Take my home state of California, for example. For more than a decade, the Golden State chronically overspent, overregulated, and over-taxed, assuming that the economy would keep growing. As California continued to experience housing booms and economic growth, state lawmakers erroneously presumed that this trend would continue. For that reason, lawmakers spent money they didn’t have, betting that it would soon come in. Under these assumptions, total state expenditures ballooned from $103 billion in 2003 to a staggering $145 billion in 2008.
However, California’s liberal spending habits and overregulation soon caught up with the state as our entire nation went into a deep recession. As home values plummeted and businesses fled the state, California’s anticipated paycheck never came in and is now in financial disarray as a result of its imprudent spending policies.
As it stands now, California faces a $20 billion budget shortfall and has the worst credit rating in the nation. It also has the third highest unemployment rate at 12.4 percent and the third highest home foreclosure rate. Many businesses have closed up shop in California and moved to more business-friendly environments and millions of Californians have moved to more livable areas of the country.
If Washington bails out California, the state’s lawmakers will go on with business as usual. Rather than make the tough budgetary decisions needed to bring the state back to a sustainable fiscal course, California will continue its runaway spending. Budget shortfalls will be met with increased taxes on residents and businesses, and state lawmakers will assume they’ll get another check in the mail from Uncle Sam.
While bailouts and the status quo are problematic for multiple reasons, the most glaring fact in the bailout debate is that Washington does not have money in hand for another bailout. Washington’s infusion of cash into state governments’ coffers is borrowed money.
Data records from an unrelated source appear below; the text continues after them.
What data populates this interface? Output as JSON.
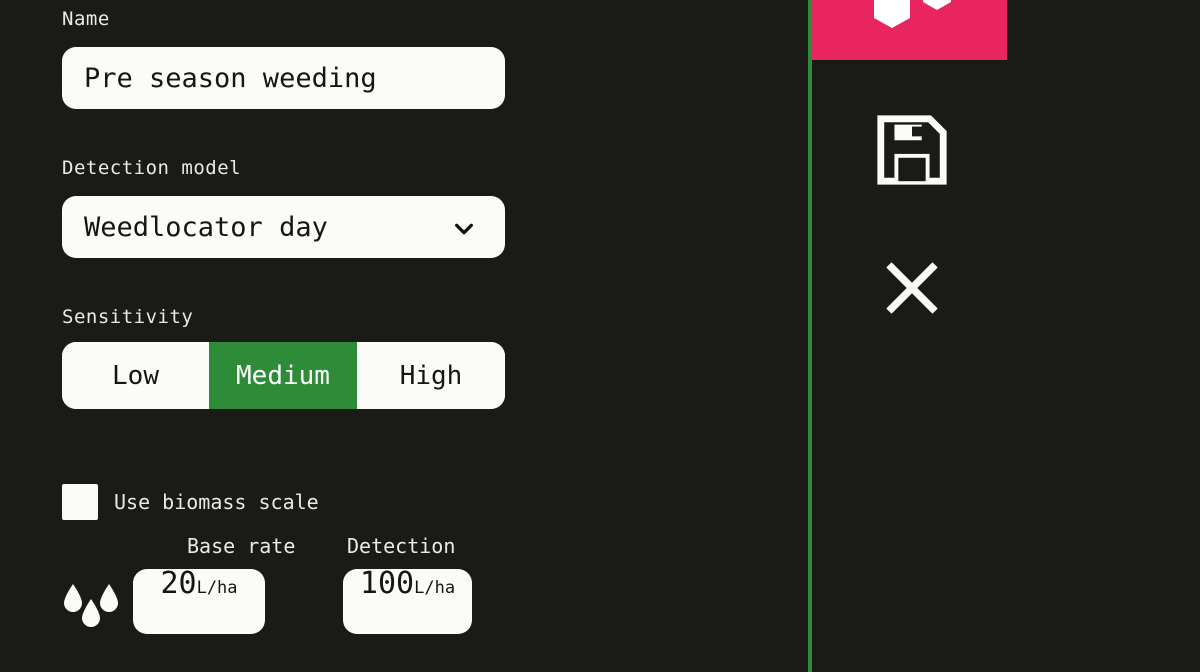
{
  "theme": {
    "background": "#1a1a17",
    "surface": "#fbfbfa",
    "text_on_surface": "#16160f",
    "text_on_background": "#e9e9e6",
    "accent_green": "#2e8b38",
    "accent_pink": "#e8255f"
  },
  "form": {
    "name": {
      "label": "Name",
      "value": "Pre season weeding",
      "placeholder": "Name"
    },
    "detection_model": {
      "label": "Detection model",
      "value": "Weedlocator day",
      "chevron_icon": "chevron-down-icon"
    },
    "sensitivity": {
      "label": "Sensitivity",
      "options": [
        "Low",
        "Medium",
        "High"
      ],
      "selected": "Medium"
    },
    "biomass": {
      "label": "Use biomass scale",
      "checked": false
    },
    "rates": {
      "icon": "water-droplets-icon",
      "base_rate": {
        "label": "Base rate",
        "value": "20",
        "unit": "L/ha"
      },
      "detection": {
        "label": "Detection",
        "value": "100",
        "unit": "L/ha"
      }
    }
  },
  "actions": {
    "delete": {
      "icon": "hexagons-icon",
      "label": ""
    },
    "save": {
      "icon": "floppy-disk-save-icon",
      "label": ""
    },
    "close": {
      "icon": "close-x-icon",
      "label": ""
    }
  }
}
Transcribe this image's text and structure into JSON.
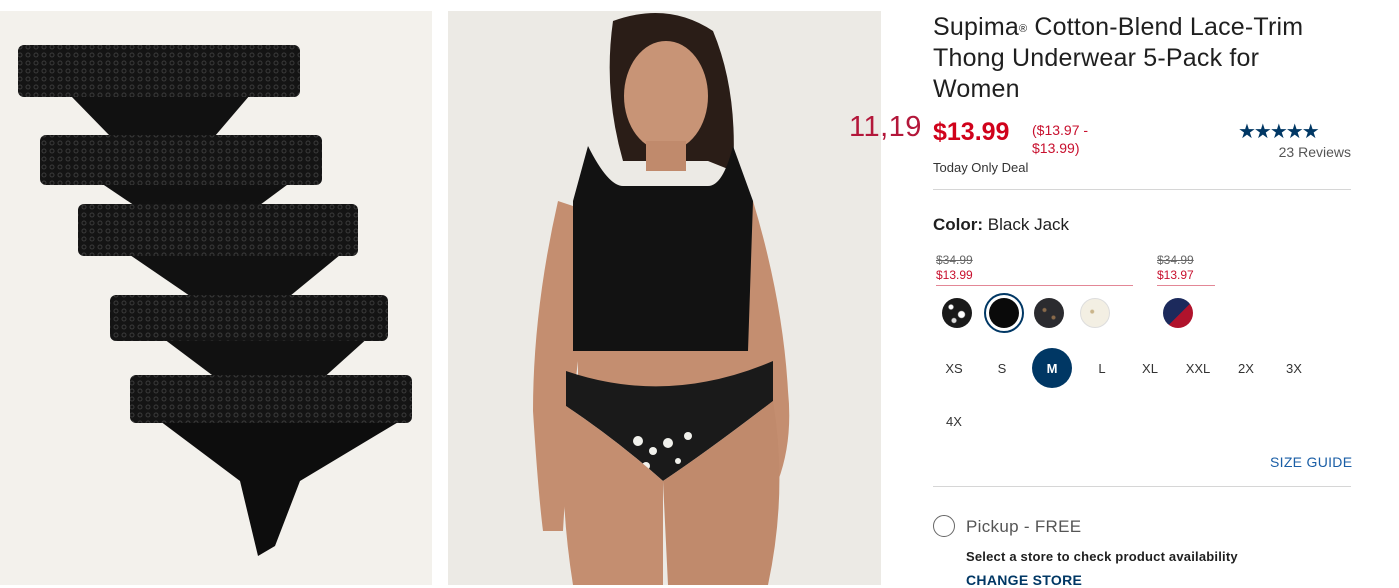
{
  "overlay_price": "11,19",
  "product": {
    "title_prefix": "Supima",
    "title_mark": "®",
    "title_rest": " Cotton-Blend Lace-Trim Thong Underwear 5-Pack for Women",
    "price": "$13.99",
    "price_range": "($13.97 - $13.99)",
    "deal_label": "Today Only Deal",
    "rating_stars": "★★★★★",
    "rating_value": 4.6,
    "reviews": "23 Reviews"
  },
  "color": {
    "label": "Color:",
    "value": "Black Jack",
    "groups": [
      {
        "was": "$34.99",
        "now": "$13.99"
      },
      {
        "was": "$34.99",
        "now": "$13.97"
      }
    ]
  },
  "sizes": [
    "XS",
    "S",
    "M",
    "L",
    "XL",
    "XXL",
    "2X",
    "3X",
    "4X"
  ],
  "selected_size": "M",
  "size_guide": "SIZE GUIDE",
  "pickup": {
    "label": "Pickup - FREE",
    "message": "Select a store to check product availability",
    "change_store": "CHANGE STORE"
  },
  "colors": {
    "accent_navy": "#003764",
    "sale_red": "#d0021b",
    "link_blue": "#1a5ea6"
  }
}
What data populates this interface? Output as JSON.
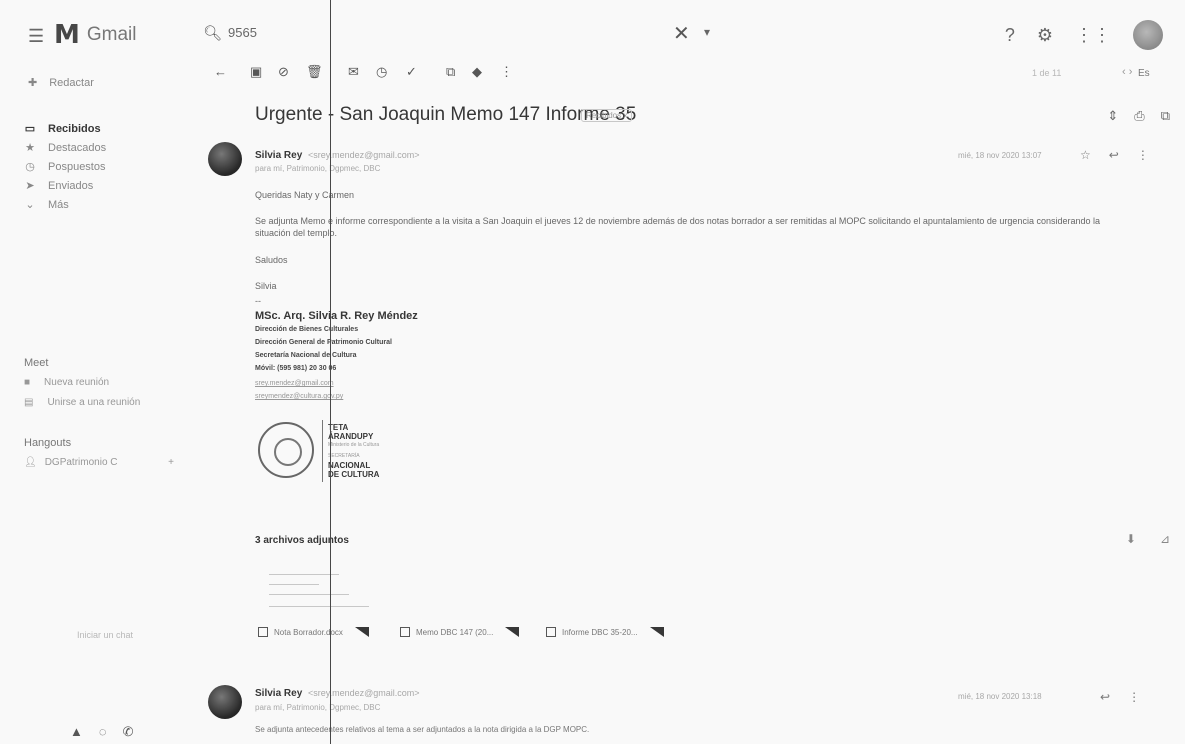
{
  "app": {
    "name": "Gmail"
  },
  "search": {
    "query": "9565"
  },
  "top_icons": [
    "help-icon",
    "gear-icon",
    "apps-icon",
    "avatar"
  ],
  "sidebar": {
    "compose_label": "Redactar",
    "items": [
      {
        "label": "Recibidos",
        "icon": "inbox-icon",
        "active": true
      },
      {
        "label": "Destacados",
        "icon": "star-icon",
        "active": false
      },
      {
        "label": "Pospuestos",
        "icon": "clock-icon",
        "active": false
      },
      {
        "label": "Enviados",
        "icon": "send-icon",
        "active": false
      },
      {
        "label": "Más",
        "icon": "chevron-down-icon",
        "active": false
      }
    ],
    "meet": {
      "title": "Meet",
      "items": [
        {
          "label": "Nueva reunión",
          "icon": "video-icon"
        },
        {
          "label": "Unirse a una reunión",
          "icon": "keyboard-icon"
        }
      ]
    },
    "hangouts": {
      "title": "Hangouts",
      "user": "DGPatrimonio C",
      "plus": "+"
    },
    "start_chat": "Iniciar un chat"
  },
  "toolbar": {
    "pager": "1 de 11",
    "lang": "Es"
  },
  "email": {
    "subject": "Urgente - San Joaquin Memo 147 Informe 35",
    "label": "Recibidos x",
    "message1": {
      "sender": "Silvia Rey",
      "sender_email": "<srey.mendez@gmail.com>",
      "to": "para mí, Patrimonio, Dgpmec, DBC",
      "date": "mié, 18 nov 2020 13:07",
      "greeting": "Queridas Naty y Carmen",
      "body_line1": "Se adjunta Memo e informe correspondiente a la visita a San Joaquin el jueves 12 de noviembre además de dos notas borrador a ser remitidas al MOPC solicitando el apuntalamiento de urgencia considerando la",
      "body_line2": "situación del templo.",
      "saludos": "Saludos",
      "short_sign": "Silvia",
      "dash": "--",
      "sig_name": "MSc. Arq. Silvia R. Rey Méndez",
      "sig_lines": [
        "Dirección de Bienes Culturales",
        "Dirección General de Patrimonio Cultural",
        "Secretaría Nacional de Cultura",
        "Móvil: (595 981) 20 30 06"
      ],
      "sig_links": [
        "srey.mendez@gmail.com",
        "sreymendez@cultura.gov.py"
      ],
      "logo_text_top": [
        "TETA",
        "ÁRANDUPY",
        "Ministerio de la Cultura"
      ],
      "logo_text_bottom": [
        "SECRETARÍA",
        "NACIONAL",
        "DE CULTURA"
      ]
    },
    "attachments": {
      "title": "3 archivos adjuntos",
      "files": [
        "Nota Borrador.docx",
        "Memo DBC 147 (20...",
        "Informe DBC 35-20..."
      ]
    },
    "message2": {
      "sender": "Silvia Rey",
      "sender_email": "<srey.mendez@gmail.com>",
      "to": "para mí, Patrimonio, Dgpmec, DBC",
      "date": "mié, 18 nov 2020 13:18",
      "body": "Se adjunta antecedentes relativos al tema a ser adjuntados a la nota dirigida a la DGP MOPC."
    }
  }
}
At present, our nation is borrowing more money than it takes in. Since President Obama took office in January 2009, he signed legislation into law that resulted in an 84 percent increase in domestic discretionary spending. As a result, our national debt currently stands at $13.1 trillion and, under President Obama’s 2011 budget, is on track to be $20.3 trillion by 2020. That amounts to 90 percent of the Gross Domestic Product. Simply put, our nation’s fiscal path, like California’s, is unsustainable.